Two years ago, then-FBI Director James Comey forswore a “legislative remedy” in favor of “continu[ing] the conversations with industry”—that is, pressuring tech companies to “voluntarily” change their encryption designs. Today, Rosenstein says those “efforts to engage” did not “bear fruit.” The time for talking is over. Legislation is the only thing that will get tech companies to, as he euphemistically puts it, become “willing to make accommodations.”
What makes Rosenstein think backdoor legislation is feasible now, when it’s never panned out before? Last year’s backdoor bill died before even being formally introduced in the Senate. One of its many problems was that legislation can’t keep criminals and terrorists from having access to strong encryption. Rosenstein admits this. Yet he reasons that even if “less-used platforms” didn’t comply with an exceptional-access mandate, it “would still be a major step forward” if “only major providers” did so.
The focus on “major providers” is the key to Rosenstein’s confidence that legislation is coming. It’s true that defaults matter, as I’ve explained. But “major providers” of encrypted smartphones and apps don’t just account for a larger slice of the universe of potential criminal evidence. They also have a bigger target painted on them right now.
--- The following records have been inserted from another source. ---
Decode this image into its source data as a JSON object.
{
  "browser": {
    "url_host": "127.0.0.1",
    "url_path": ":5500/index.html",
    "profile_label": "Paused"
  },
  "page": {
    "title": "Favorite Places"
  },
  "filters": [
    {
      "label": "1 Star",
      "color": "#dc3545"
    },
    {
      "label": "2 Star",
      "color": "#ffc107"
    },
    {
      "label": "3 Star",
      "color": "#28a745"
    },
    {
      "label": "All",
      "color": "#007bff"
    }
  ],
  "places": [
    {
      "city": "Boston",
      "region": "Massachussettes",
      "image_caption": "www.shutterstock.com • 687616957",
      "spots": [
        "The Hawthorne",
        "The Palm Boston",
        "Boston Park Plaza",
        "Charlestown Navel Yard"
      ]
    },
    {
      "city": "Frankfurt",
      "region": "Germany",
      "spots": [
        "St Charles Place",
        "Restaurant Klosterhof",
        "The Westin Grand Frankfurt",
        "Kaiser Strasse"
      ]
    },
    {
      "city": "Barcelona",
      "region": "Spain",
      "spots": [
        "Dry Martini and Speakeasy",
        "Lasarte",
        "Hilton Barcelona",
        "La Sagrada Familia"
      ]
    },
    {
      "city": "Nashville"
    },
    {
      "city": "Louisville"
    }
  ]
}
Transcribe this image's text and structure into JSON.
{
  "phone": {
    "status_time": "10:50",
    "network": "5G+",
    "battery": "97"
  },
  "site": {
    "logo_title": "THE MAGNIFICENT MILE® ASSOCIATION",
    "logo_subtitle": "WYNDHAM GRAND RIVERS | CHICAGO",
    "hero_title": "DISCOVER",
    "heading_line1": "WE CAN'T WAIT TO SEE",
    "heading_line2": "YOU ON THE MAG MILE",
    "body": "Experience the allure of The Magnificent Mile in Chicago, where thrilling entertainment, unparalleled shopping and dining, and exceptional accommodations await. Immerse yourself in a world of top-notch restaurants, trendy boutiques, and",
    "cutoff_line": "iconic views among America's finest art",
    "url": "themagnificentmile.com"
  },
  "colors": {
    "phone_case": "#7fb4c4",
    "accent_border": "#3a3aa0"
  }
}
We are at a different cultural moment than we were two years ago. Popular attitudes toward Silicon Valley’s giants are cooling off. The whiff of regulation is in the air, and Rosenstein is cannily fanning it in the direction of the encryption debate. Post-election, those big tech companies are seen as having sold out Americans, and even American democracy itself. Never mind that political ad buys are hardly the same thing as deliberately weakening encryption for all users. Their profit motive is a vulnerability for Silicon Valley companies right now in a way it hasn’t been before in this round of the crypto wars. Rosenstein is happy to capitalize on that.
Rosenstein’s agency badly miscalculated whom the public would side with when investigators chose to take the “Apple vs. FBI” fight public last year. Now, with “negotiations” with tech companies at a détente and public opinion of Silicon Valley becoming more hostile, the government sees its chance—one it’s long anticipated. So far, the public and Congress haven’t bought what the DOJ has been pushing. With tech giants falling into disfavor, that might finally change.
Image: Win McNamee/Getty